▶ _DATA EXTRACTS_
===

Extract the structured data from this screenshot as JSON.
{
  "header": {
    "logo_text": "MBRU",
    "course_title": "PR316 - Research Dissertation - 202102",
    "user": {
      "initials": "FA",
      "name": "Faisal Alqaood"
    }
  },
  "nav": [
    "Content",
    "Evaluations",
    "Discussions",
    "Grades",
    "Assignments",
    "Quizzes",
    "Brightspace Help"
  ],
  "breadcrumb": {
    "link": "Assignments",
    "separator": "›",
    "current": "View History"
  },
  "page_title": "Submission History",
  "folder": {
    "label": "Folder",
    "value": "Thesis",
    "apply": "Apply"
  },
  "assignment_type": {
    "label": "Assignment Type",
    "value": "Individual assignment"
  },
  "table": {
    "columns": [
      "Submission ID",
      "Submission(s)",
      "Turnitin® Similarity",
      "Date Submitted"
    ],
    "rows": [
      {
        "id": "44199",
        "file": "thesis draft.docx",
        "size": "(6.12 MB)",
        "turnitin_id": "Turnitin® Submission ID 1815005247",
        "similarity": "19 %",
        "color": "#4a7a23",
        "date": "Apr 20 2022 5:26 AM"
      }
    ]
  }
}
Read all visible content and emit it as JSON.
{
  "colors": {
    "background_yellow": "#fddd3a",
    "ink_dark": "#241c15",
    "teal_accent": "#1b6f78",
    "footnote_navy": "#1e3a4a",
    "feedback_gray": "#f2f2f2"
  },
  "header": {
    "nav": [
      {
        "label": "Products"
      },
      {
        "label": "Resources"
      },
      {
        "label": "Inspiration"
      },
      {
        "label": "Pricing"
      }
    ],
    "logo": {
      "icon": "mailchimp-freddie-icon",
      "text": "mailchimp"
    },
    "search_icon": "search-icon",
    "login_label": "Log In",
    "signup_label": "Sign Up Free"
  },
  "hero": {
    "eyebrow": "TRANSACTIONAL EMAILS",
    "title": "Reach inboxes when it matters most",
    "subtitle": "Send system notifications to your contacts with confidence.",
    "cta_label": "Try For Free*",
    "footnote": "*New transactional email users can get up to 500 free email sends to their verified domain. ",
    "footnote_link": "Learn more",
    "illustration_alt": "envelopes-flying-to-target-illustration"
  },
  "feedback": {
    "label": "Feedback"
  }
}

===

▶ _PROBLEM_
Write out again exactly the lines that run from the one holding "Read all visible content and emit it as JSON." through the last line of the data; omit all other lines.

▶ _RESULT OF THE EXERCISE_
Read all visible content and emit it as JSON.
{
  "colors": {
    "background_yellow": "#fddd3a",
    "ink_dark": "#241c15",
    "teal_accent": "#1b6f78",
    "footnote_navy": "#1e3a4a",
    "feedback_gray": "#f2f2f2"
  },
  "header": {
    "nav": [
      {
        "label": "Products"
      },
      {
        "label": "Resources"
      },
      {
        "label": "Inspiration"
      },
      {
        "label": "Pricing"
      }
    ],
    "logo": {
      "icon": "mailchimp-freddie-icon",
      "text": "mailchimp"
    },
    "search_icon": "search-icon",
    "login_label": "Log In",
    "signup_label": "Sign Up Free"
  },
  "hero": {
    "eyebrow": "TRANSACTIONAL EMAILS",
    "title": "Reach inboxes when it matters most",
    "subtitle": "Send system notifications to your contacts with confidence.",
    "cta_label": "Try For Free*",
    "footnote": "*New transactional email users can get up to 500 free email sends to their verified domain. ",
    "footnote_link": "Learn more",
    "illustration_alt": "envelopes-flying-to-target-illustration"
  },
  "feedback": {
    "label": "Feedback"
  }
}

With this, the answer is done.